those provisions. Id. Plaintiffs did not dispute
that they entered into valid arbitration agreements, but
opposed United Defendants' motion to compel on the basis
that their claims did not bear a reasonable relationship to
the subject matter of the arbitration agreements and thus did
not fall within the scope of those agreements. Doc. 29 at
4-10; Doc. 30 at 3-10.
Memorandum Opinion and Order entered March 28, 2018
(“March 2018 Opinion”), the Court granted United
Defendants' motion to compel, explaining that, by
incorporating the AAA Rules into the arbitration provisions
set forth in the relevant agreements, Plaintiffs and United
Defendants “clearly and unmistakably” agreed to
arbitrate arbitrability. Doc. 46. Accordingly, the Court
further explained, all questions of arbitrability - including
the questions Plaintiffs raised as to whether their claims
reasonably relate to the subject matter of the parties'
agreements to arbitrate - must be resolved by an arbitrator.
Id. Under controlling Tenth Circuit precedent, the
Court found that it had no discretion to decide whether
Plaintiffs' claims were outside the scope of the
arbitration provisions in the relevant agreements, but rather
was obligated to defer that determination to the arbitrator.
Id. Accordingly, the Court found no basis to deny
United Defendants' motion compelling arbitration of
Plaintiffs' claims against it. Id.
11, 2018, Plaintiffs initiated an arbitration proceeding with
the AAA, and requested that the Arbitrator declare that their
claims against United Defendants are not subject to
arbitration. The Arbitrator, Judge Bruce. D. Black (Retired),
ordered the parties to submit briefing on the threshold issue
of arbitrability. Thereafter, on December 5, 2018, the
Arbitrator issued his Opinion on Arbitrability. Doc. 60-4.

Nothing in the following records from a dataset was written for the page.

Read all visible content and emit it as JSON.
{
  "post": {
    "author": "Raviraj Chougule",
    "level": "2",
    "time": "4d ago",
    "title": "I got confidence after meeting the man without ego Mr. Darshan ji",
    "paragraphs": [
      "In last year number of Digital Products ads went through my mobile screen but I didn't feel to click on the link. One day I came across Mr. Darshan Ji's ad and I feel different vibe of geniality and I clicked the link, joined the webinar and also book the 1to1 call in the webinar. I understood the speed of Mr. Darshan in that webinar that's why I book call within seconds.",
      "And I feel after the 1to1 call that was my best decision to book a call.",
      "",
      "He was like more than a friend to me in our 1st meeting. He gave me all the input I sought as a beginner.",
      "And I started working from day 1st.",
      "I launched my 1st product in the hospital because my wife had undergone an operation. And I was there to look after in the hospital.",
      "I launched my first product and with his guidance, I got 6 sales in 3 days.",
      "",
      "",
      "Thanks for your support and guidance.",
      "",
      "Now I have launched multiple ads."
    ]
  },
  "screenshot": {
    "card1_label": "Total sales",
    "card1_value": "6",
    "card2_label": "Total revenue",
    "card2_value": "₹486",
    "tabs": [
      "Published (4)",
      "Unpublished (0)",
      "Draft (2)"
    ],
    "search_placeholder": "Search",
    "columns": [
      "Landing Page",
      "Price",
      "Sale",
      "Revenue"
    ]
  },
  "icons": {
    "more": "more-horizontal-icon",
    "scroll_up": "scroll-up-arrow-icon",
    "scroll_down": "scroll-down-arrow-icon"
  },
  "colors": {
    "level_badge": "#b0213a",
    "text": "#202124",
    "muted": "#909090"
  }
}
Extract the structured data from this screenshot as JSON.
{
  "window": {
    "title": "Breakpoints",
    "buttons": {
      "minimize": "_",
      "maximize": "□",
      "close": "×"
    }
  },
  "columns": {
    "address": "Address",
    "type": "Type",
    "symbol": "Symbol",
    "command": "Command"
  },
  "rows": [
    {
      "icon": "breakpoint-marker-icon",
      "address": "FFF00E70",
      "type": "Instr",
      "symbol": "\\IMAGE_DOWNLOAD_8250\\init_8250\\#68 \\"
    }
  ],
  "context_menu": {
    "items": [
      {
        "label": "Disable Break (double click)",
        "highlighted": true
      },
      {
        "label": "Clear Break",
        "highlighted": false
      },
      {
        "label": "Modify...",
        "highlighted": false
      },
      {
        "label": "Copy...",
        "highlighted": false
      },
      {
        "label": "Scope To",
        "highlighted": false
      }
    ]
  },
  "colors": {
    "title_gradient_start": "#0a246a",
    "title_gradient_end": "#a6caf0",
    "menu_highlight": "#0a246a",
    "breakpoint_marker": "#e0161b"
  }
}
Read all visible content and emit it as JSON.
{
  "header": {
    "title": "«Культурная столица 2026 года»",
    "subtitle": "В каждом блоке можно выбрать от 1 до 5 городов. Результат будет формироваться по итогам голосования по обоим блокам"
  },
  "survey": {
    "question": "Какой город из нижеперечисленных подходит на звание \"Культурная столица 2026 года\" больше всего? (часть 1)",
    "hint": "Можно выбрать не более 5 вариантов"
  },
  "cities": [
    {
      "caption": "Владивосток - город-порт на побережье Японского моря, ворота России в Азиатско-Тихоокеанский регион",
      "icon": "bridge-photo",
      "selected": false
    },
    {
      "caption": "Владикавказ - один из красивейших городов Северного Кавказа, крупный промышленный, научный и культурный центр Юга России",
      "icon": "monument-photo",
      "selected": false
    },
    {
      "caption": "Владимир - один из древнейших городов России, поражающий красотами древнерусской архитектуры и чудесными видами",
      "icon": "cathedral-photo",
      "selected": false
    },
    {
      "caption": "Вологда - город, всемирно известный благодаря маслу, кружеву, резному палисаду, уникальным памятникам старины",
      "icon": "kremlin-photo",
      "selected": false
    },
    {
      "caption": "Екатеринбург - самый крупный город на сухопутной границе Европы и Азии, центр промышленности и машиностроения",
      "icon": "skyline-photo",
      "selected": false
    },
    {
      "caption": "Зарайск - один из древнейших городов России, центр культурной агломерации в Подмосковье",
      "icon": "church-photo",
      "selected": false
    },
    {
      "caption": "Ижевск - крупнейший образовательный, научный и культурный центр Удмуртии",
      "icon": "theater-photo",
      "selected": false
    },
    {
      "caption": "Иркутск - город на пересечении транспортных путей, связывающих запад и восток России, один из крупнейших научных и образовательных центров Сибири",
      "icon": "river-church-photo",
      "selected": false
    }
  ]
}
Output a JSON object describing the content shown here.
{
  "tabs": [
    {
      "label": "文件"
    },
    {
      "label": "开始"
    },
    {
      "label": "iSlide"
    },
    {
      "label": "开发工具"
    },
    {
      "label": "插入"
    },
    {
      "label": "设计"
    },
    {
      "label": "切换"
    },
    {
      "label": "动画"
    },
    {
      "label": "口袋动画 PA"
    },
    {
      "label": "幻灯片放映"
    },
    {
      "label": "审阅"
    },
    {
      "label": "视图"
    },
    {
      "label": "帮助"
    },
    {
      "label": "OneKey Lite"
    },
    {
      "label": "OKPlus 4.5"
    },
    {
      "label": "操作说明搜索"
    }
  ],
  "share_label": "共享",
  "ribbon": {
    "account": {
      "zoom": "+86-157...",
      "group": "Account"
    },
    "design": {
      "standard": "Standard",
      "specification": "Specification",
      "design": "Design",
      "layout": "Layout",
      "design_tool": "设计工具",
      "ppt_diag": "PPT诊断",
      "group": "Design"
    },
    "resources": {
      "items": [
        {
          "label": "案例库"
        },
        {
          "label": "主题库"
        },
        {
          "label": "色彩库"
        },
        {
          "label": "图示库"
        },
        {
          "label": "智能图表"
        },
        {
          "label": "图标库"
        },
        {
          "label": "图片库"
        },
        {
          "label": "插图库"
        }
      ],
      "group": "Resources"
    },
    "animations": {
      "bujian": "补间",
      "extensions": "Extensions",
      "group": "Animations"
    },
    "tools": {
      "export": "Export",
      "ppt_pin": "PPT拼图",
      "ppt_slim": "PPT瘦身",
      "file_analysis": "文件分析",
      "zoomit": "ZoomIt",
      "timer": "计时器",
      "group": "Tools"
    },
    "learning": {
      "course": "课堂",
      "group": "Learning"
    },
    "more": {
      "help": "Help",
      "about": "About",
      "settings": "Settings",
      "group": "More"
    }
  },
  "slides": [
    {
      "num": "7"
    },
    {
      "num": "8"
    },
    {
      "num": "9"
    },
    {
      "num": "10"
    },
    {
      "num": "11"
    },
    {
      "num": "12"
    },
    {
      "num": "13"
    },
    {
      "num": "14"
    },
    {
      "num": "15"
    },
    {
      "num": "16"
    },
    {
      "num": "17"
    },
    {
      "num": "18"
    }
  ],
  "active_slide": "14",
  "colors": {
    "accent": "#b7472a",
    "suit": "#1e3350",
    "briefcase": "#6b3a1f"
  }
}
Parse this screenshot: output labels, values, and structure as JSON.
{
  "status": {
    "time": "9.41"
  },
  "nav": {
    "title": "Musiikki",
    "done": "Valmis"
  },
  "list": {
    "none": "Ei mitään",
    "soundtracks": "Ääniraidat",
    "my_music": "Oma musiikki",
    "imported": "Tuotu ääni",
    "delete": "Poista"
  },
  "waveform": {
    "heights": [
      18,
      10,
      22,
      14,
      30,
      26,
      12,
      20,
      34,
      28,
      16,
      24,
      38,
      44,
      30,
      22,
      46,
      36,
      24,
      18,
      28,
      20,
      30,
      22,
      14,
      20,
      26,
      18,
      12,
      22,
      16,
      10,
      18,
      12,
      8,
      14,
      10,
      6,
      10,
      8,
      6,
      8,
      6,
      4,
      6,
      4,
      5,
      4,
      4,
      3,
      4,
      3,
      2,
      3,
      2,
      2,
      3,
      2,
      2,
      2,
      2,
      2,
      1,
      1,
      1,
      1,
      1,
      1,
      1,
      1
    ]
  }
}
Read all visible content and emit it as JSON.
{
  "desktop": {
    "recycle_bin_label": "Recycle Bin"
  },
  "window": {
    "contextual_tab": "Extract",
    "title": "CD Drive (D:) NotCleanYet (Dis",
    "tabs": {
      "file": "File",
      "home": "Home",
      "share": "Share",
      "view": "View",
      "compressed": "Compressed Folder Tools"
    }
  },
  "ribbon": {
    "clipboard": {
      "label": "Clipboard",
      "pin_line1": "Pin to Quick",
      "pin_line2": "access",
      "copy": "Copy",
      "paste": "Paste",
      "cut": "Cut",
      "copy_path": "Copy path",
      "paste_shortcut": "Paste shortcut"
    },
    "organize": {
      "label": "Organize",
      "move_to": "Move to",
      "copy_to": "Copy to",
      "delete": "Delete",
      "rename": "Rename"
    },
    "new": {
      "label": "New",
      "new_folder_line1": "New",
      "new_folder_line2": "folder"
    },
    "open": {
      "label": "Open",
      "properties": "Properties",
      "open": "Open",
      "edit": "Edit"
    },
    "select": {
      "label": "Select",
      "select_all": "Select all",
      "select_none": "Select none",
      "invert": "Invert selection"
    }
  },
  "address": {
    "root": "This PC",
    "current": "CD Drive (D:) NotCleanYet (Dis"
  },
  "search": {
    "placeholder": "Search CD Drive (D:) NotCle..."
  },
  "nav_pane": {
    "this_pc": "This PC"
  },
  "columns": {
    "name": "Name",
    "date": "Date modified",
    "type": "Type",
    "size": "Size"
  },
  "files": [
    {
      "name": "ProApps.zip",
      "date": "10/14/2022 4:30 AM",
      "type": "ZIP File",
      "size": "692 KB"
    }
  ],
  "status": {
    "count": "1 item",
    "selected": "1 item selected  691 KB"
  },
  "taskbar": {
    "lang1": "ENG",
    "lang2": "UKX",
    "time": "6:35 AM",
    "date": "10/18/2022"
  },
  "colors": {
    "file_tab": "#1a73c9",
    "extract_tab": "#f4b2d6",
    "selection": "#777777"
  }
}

The Arbitrator determined that the claims asserted by
Plaintiffs against United Defendants fall within the scope of
the arbitration provision in the relevant agreements, and
thus must be pursued solely through binding arbitration.
Plaintiffs filed a Motion to Set Aside the Opinion of the
Arbitrator [Doc. 60], requesting that this Court
“vacate the Arbitrator's decision and allow the
parties to litigate, in this Court, ” Plaintiffs'
claims against United Defendants. Doc. 60 at 3. In a
Memorandum Opinion and Order entered on May 28, 2019
(“May 2019 Opinion”) [Doc. 70], the Court denied
Plaintiffs' motion, explaining that Plaintiffs provided
no valid basis for this Court to set aside the
Arbitrator's determination that Plaintiffs' claims
are subject to arbitration. Doc. 70 at 11. Because no claims
were left before this Court, and because none of the parties
had requested a stay of this matter, the Court further
determined that dismissal of Plaintiffs' claims against
United Defendants was proper. Id. Accordingly, the
Court dismissed Plaintiffs' claims against United
Defendants. Id. In a Judgment entered
contemporaneously with the May 2019 Opinion (the
“Judgment”) [Doc. 71], the Court ordered that
this action is dismissed as to, inter alia, the
United Defendants. Doc. 71.
instant motion, Plaintiffs ask this Court to reconsider its
dismissal of Plaintiffs claims against United Defendants and
request that the Court stay this action. Doc. 72. United
Defendants oppose the motion. Doc. 73.
characterize their motion as one for reconsideration pursuant
to Rule 59 of the Federal Rules of Civil Procedure.
Generally, if a motion for reconsideration is filed within
twenty-eight days after entry of judgment, “it is
treated as a motion to alter or amend the judgment under Rule
59(e).” Computerized Thermal Imaging, Inc. v.
Bloomberg, LP, 312 F.3d 1292, 1296 n. 3 (10th Cir.
2002). “Grounds warranting a motion to reconsider
include (1) an intervening change in the controlling law, (2)
new evidence previously unavailable, and (3) the need to
correct clear error or prevent manifest injustice.”
Servants of the Paraclete v. Does, 204 F.3d 1005,
1012 (10th Cir. 2000). “Thus, a motion for
reconsideration is appropriate where the court has
misapprehended the facts, a party's ...